In a recording of one of these voicemails, Jolene said, “I’m sorry to bother you again. I was just on the phone with [our attorney] and he wanted me to log in one more call to make sure that I had carefully explained the situation with Tavistock. We’ve told them all that you’ve accomplished and delivered for us. And they are interested in keeping you on. But if they don’t get the signed form, they’re not interested in interviewing anybody who is not, sort of, willing to be on the team like that. And so [the attorney] wanted to make sure that I had explained that without that, you probably don’t have a job going forward if this deal closes.’’
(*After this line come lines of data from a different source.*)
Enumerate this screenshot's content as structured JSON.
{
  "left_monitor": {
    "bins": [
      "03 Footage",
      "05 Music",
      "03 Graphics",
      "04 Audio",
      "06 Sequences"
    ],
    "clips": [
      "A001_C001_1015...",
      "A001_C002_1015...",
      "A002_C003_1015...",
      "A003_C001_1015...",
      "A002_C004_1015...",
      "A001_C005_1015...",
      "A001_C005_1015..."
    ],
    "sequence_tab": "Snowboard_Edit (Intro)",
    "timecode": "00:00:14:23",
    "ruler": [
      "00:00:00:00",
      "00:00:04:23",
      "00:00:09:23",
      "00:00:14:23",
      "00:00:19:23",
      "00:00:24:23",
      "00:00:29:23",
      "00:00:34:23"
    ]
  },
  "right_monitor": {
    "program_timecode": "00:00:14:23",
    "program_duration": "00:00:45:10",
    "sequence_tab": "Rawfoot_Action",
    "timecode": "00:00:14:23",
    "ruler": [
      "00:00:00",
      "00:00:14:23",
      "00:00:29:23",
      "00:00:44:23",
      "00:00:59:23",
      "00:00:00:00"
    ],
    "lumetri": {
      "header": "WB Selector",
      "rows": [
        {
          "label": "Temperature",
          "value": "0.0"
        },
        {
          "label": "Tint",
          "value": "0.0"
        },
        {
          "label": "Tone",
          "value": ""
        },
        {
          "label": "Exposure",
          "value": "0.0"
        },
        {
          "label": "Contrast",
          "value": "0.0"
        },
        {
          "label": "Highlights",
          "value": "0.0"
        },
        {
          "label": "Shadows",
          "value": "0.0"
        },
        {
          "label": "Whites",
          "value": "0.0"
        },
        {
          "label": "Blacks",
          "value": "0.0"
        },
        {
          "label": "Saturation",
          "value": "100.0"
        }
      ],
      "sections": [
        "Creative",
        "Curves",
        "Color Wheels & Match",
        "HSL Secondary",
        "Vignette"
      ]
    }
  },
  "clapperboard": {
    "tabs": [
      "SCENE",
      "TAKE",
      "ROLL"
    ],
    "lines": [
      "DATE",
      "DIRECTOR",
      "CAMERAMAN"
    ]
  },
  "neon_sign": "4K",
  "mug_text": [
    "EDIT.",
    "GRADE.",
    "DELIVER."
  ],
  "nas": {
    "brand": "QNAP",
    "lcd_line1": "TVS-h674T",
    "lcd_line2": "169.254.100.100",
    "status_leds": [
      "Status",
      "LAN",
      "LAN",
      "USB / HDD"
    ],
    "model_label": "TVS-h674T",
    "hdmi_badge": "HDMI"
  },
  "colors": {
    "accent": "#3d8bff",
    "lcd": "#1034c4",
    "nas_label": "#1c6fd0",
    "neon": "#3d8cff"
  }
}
By the end of March, Sarkis, still without any noncompete agreements in hand, was pursuing the only child who still worked for him, Patrick. That was when Sarkis left the voicemail, on March 22, to get his son off the Back Bay Architectural Commission. The family friend said Sarkis wanted to oust Patrick from the commission because of concerns that Patrick would cause problems for the chain after Tavistock took over.
Sarkis then made the same request of Mainzer-Cohen of the Back Bay Association. Patrick serves as the association’s representative on the Back Bay Architectural Commission.
According to Mainzer-Cohen, Sarkis told her he was upset over demands by the commission to remove neon signs from the stores, including at Joe’s American Bar & Grill on Newbury Street, and wanted Patrick off the board. Mainzer-Cohen said she explained to Sarkis that the neon sign issues were being pushed by a neighborhood group and Patrick had nothing to do with the efforts. Mainzer-Cohen declined further comment.
Patrick Sarkis would not discuss the matter. His brother, Paul, however, said the siblings share in the sadness and disappointment over their father’s behavior.
“I have a sense of grief and mourning; this is an eye-opening experience about how a father feels about his children. Each incident is horrifying by itself. But taken together, it’s inexplicable,’’ Paul Sarkis said. “But in the end these are his assets, and he has a right to do with them as he pleases.’’
Jenn Abelson can be reached at email@example.com.